“We want to encourage people to feel proud of every freckle and mole – there are no filters here at Skin Proud, after all there is no better natural glow than confidence.
“Everyone has unique skin and therefore different skincare needs, whether you need to inject targeted moisture or control excess oil, there is an innovation to suit every skin type within our range.”
What is the role of make-up for Brits self confidence?
The research also found 81 per cent of women wear make-up an average of four days a week, with 12 per cent of men also turning to cosmetic products on at least three days.
Of those who wear make-up, 32 per cent would confidently share a bare-faced photo.
And during the current lockdown period, 69 per cent have been wearing less make-up than usual.
As a result, more than half have gone to the supermarket make-up free, while 28 per cent have done a video call with a friend and a sixth with colleagues – all bare-faced.
An eighth of make-up wearers would feel confident going on a date without any cosmetics on, with a quarter happy to show the real them at work and 45 per cent when shopping.
Has isolation changed the way Brits feel about themselves?
It also emerged more than a quarter of adults have felt comfortable looking natural while on video calls during the current pandemic and 34 per cent have even taken more care of their skin than usual.
A further 39 per cent of 18-24 year-olds have felt less pressured to look a certain way while isolated at home, with more than a quarter saying they will be confident in embracing their natural look when the lockdown is lifted.
The study also found that while four in five adults believe it’s important for younger generations to grow up being proud of their skin, three quarters think everyone should celebrate both perfections and imperfections.
A fifth of those polled, via OnePoll, said they personally embrace their natural freckles and 12 per cent do so with blemishes.
For inspiration, mums and partners were found to inspire respondents to celebrate their bare skin the most, but a quarter said they encourage themselves.
But when it comes to skincare routines, only a quarter of respondents wear SPF, a fifth exfoliate and 53 per cent moisturise.
Almost one in four women also do facemasks, while 55 per cent cleanse and an eighth use products with calming ingredients.
The Role models of self empowered Brits.
It also emerged Meghan Markle, Jennifer Lawrence and Billie ilish are top celebrities who empower natural beauty.
Skincare expert Dr Ewoma Ukelegh said: "There is no doubt that for most people, skincare can be confusing with complex product names, extensive ingredient lists and an abundance of technical information.
"There’s no such thing as good or bad skin – good skin is the skin you’re in.
"As a medical doctor and a clinical skincare expert, science is always at the forefront of what I do and my clients rely on me to give them honest recommendations based on effective formulations that I think will work for their skin.

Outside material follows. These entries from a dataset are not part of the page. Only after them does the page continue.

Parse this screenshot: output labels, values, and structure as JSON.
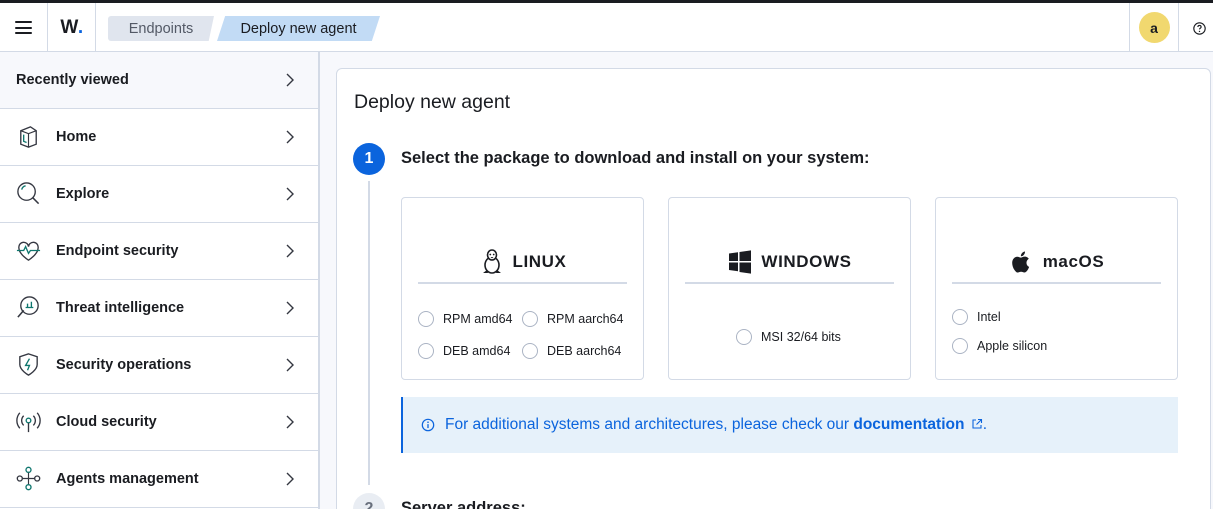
{
  "header": {
    "logo_text": "W",
    "logo_dot": ".",
    "breadcrumbs": [
      {
        "label": "Endpoints"
      },
      {
        "label": "Deploy new agent"
      }
    ],
    "user_initial": "a"
  },
  "sidebar": {
    "recent_label": "Recently viewed",
    "items": [
      {
        "label": "Home",
        "icon": "home-icon"
      },
      {
        "label": "Explore",
        "icon": "search-icon"
      },
      {
        "label": "Endpoint security",
        "icon": "heartbeat-icon"
      },
      {
        "label": "Threat intelligence",
        "icon": "threat-intelligence-icon"
      },
      {
        "label": "Security operations",
        "icon": "shield-icon"
      },
      {
        "label": "Cloud security",
        "icon": "broadcast-icon"
      },
      {
        "label": "Agents management",
        "icon": "network-icon"
      }
    ]
  },
  "main": {
    "title": "Deploy new agent",
    "step1": {
      "number": "1",
      "title": "Select the package to download and install on your system:"
    },
    "os_cards": [
      {
        "name": "LINUX",
        "icon": "linux-icon",
        "options": [
          "RPM amd64",
          "RPM aarch64",
          "DEB amd64",
          "DEB aarch64"
        ]
      },
      {
        "name": "WINDOWS",
        "icon": "windows-icon",
        "options": [
          "MSI 32/64 bits"
        ]
      },
      {
        "name": "macOS",
        "icon": "apple-icon",
        "options": [
          "Intel",
          "Apple silicon"
        ]
      }
    ],
    "callout": {
      "text": "For additional systems and architectures, please check our",
      "link": "documentation",
      "suffix": "."
    },
    "step2": {
      "number": "2",
      "title": "Server address:"
    }
  },
  "colors": {
    "accent": "#0b64dd",
    "breadcrumb_active": "#c2dbf5",
    "avatar": "#f1d86f",
    "sidebar_icon": "#0f766e"
  }
}
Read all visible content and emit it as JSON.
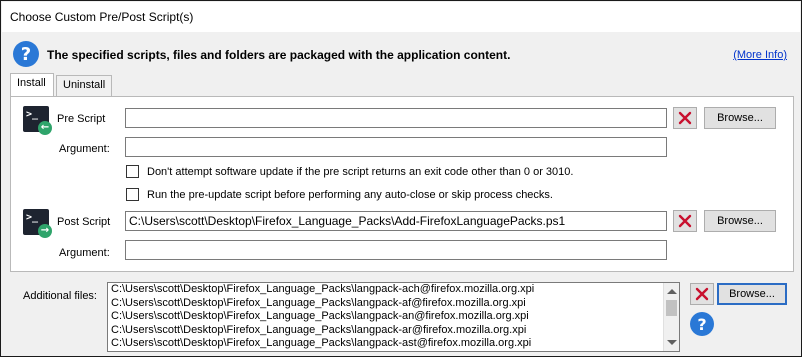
{
  "window": {
    "title": "Choose Custom Pre/Post Script(s)"
  },
  "info": {
    "message": "The specified scripts, files and folders are packaged with the application content.",
    "more_info_link": "(More Info)"
  },
  "tabs": [
    {
      "label": "Install",
      "active": true
    },
    {
      "label": "Uninstall",
      "active": false
    }
  ],
  "pre_script": {
    "label": "Pre Script",
    "value": "",
    "argument_label": "Argument:",
    "argument_value": "",
    "browse_label": "Browse..."
  },
  "options": [
    {
      "label": "Don't attempt software update if the pre script returns an exit code other than 0 or 3010.",
      "checked": false
    },
    {
      "label": "Run the pre-update script before performing any auto-close or skip process checks.",
      "checked": false
    }
  ],
  "post_script": {
    "label": "Post Script",
    "value": "C:\\Users\\scott\\Desktop\\Firefox_Language_Packs\\Add-FirefoxLanguagePacks.ps1",
    "argument_label": "Argument:",
    "argument_value": "",
    "browse_label": "Browse..."
  },
  "additional_files": {
    "label": "Additional files:",
    "browse_label": "Browse...",
    "items": [
      "C:\\Users\\scott\\Desktop\\Firefox_Language_Packs\\langpack-ach@firefox.mozilla.org.xpi",
      "C:\\Users\\scott\\Desktop\\Firefox_Language_Packs\\langpack-af@firefox.mozilla.org.xpi",
      "C:\\Users\\scott\\Desktop\\Firefox_Language_Packs\\langpack-an@firefox.mozilla.org.xpi",
      "C:\\Users\\scott\\Desktop\\Firefox_Language_Packs\\langpack-ar@firefox.mozilla.org.xpi",
      "C:\\Users\\scott\\Desktop\\Firefox_Language_Packs\\langpack-ast@firefox.mozilla.org.xpi"
    ]
  },
  "icons": {
    "help": "help-icon",
    "clear": "red-x-icon",
    "script": "powershell-script-icon"
  },
  "colors": {
    "help_blue": "#2a78d6",
    "clear_red": "#c8102e",
    "link_blue": "#0033cc",
    "script_badge_green": "#2fa46b"
  }
}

“I was really impressed with the Skin Proud range and the actives included within the formulas which enhance your skin and make the most of what you’ve got and it’s so simple and achievable for all.
"Something that's really important to me in the industry is how inclusive brands are and not many are doing that in a meaningful way in skincare so it's positive to see that Skin Proud are encouraging us to all be comfortable in our own skin."